Description of the task
Going from the line that contains "Convert this screenshot" to the last line of the material below, repeat every line exactly.

Data to examine
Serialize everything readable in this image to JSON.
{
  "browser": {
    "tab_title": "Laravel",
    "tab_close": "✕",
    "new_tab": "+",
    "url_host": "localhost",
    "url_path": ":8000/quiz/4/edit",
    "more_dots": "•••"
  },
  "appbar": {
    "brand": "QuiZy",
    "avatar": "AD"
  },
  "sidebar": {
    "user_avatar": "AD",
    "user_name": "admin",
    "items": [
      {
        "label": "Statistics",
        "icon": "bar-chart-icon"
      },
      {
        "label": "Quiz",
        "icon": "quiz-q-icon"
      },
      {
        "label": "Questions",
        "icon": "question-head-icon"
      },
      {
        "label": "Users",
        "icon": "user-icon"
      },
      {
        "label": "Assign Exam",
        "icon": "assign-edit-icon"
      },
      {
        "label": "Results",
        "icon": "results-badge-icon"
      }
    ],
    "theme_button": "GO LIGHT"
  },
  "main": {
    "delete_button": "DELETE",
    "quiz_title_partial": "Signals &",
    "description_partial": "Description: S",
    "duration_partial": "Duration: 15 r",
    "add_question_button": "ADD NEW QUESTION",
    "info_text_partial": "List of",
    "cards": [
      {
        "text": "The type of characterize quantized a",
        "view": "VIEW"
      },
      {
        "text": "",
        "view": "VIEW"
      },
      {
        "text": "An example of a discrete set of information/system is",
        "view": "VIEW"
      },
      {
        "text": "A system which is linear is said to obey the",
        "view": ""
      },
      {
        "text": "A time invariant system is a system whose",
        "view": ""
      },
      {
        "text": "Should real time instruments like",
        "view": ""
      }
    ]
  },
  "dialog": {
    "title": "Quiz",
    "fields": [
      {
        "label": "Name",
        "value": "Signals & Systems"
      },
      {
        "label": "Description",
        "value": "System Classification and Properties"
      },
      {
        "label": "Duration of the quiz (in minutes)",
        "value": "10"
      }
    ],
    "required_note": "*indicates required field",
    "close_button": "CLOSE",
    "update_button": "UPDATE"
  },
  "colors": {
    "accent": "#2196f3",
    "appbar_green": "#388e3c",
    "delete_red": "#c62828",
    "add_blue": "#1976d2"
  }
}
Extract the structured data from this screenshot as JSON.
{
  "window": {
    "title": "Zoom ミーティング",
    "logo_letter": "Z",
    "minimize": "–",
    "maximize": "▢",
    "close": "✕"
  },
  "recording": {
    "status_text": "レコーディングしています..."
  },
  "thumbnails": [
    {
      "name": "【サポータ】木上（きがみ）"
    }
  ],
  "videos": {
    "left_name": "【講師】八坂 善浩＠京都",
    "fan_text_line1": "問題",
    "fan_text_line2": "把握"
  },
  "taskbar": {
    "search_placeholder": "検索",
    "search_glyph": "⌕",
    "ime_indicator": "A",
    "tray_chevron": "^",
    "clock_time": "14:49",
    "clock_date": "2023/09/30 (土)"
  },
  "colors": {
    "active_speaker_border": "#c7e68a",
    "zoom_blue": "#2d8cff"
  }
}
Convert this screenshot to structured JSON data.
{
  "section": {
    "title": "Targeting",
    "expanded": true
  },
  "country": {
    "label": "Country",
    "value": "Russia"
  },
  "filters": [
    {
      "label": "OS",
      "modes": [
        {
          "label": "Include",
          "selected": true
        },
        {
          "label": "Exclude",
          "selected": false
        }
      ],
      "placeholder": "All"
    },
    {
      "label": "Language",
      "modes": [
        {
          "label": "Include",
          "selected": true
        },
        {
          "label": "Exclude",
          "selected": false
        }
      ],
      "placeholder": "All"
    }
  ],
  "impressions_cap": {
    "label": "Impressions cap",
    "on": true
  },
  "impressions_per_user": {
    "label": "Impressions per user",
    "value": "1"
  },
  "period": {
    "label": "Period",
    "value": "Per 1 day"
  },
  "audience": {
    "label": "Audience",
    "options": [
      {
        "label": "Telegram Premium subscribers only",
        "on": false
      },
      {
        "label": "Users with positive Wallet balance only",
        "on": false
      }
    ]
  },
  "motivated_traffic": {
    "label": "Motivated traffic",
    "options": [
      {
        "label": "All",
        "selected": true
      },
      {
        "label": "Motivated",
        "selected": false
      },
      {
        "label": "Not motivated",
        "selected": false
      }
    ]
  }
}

Answer section
Convert this screenshot to structured JSON data.
{
  "section": {
    "title": "Targeting",
    "expanded": true
  },
  "country": {
    "label": "Country",
    "value": "Russia"
  },
  "filters": [
    {
      "label": "OS",
      "modes": [
        {
          "label": "Include",
          "selected": true
        },
        {
          "label": "Exclude",
          "selected": false
        }
      ],
      "placeholder": "All"
    },
    {
      "label": "Language",
      "modes": [
        {
          "label": "Include",
          "selected": true
        },
        {
          "label": "Exclude",
          "selected": false
        }
      ],
      "placeholder": "All"
    }
  ],
  "impressions_cap": {
    "label": "Impressions cap",
    "on": true
  },
  "impressions_per_user": {
    "label": "Impressions per user",
    "value": "1"
  },
  "period": {
    "label": "Period",
    "value": "Per 1 day"
  },
  "audience": {
    "label": "Audience",
    "options": [
      {
        "label": "Telegram Premium subscribers only",
        "on": false
      },
      {
        "label": "Users with positive Wallet balance only",
        "on": false
      }
    ]
  },
  "motivated_traffic": {
    "label": "Motivated traffic",
    "options": [
      {
        "label": "All",
        "selected": true
      },
      {
        "label": "Motivated",
        "selected": false
      },
      {
        "label": "Not motivated",
        "selected": false
      }
    ]
  }
}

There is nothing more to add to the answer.